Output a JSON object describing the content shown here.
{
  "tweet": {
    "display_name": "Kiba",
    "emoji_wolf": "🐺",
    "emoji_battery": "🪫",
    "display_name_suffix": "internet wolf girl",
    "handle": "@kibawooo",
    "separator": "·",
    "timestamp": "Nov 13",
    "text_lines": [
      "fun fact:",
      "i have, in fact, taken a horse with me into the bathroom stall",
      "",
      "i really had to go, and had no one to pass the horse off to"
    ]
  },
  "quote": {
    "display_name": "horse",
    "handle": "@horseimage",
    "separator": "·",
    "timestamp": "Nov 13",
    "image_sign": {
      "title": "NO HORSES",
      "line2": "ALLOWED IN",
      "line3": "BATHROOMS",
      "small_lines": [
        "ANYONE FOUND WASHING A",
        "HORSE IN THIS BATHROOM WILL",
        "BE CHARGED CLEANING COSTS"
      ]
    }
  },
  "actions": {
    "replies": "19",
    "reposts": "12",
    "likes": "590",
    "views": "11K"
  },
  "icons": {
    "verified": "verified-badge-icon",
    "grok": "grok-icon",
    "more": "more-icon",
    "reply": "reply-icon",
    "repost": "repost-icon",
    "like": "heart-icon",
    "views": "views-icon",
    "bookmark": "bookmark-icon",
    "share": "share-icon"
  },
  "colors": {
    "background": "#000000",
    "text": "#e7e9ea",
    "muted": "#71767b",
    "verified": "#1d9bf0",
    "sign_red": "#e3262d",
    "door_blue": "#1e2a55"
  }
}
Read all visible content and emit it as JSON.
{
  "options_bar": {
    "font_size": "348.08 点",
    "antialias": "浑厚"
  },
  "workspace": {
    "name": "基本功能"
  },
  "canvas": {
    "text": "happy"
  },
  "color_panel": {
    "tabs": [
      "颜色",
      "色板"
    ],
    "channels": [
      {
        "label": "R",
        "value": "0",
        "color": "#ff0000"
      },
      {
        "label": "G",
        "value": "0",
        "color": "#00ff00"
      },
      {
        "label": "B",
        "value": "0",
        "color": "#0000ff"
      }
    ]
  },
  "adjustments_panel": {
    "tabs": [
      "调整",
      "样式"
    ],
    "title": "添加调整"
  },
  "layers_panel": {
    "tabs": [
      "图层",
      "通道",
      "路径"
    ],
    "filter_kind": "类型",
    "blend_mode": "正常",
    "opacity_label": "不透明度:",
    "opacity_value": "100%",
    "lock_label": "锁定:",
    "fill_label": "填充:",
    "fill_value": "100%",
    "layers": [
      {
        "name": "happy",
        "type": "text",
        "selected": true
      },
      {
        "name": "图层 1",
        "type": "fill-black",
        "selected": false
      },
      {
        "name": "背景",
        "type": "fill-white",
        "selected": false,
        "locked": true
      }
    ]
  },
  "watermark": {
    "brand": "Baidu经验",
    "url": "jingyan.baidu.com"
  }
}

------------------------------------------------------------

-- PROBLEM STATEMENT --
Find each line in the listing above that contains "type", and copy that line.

-- ANSWER AREA --
        "type": "text",
        "type": "fill-black",
        "type": "fill-white",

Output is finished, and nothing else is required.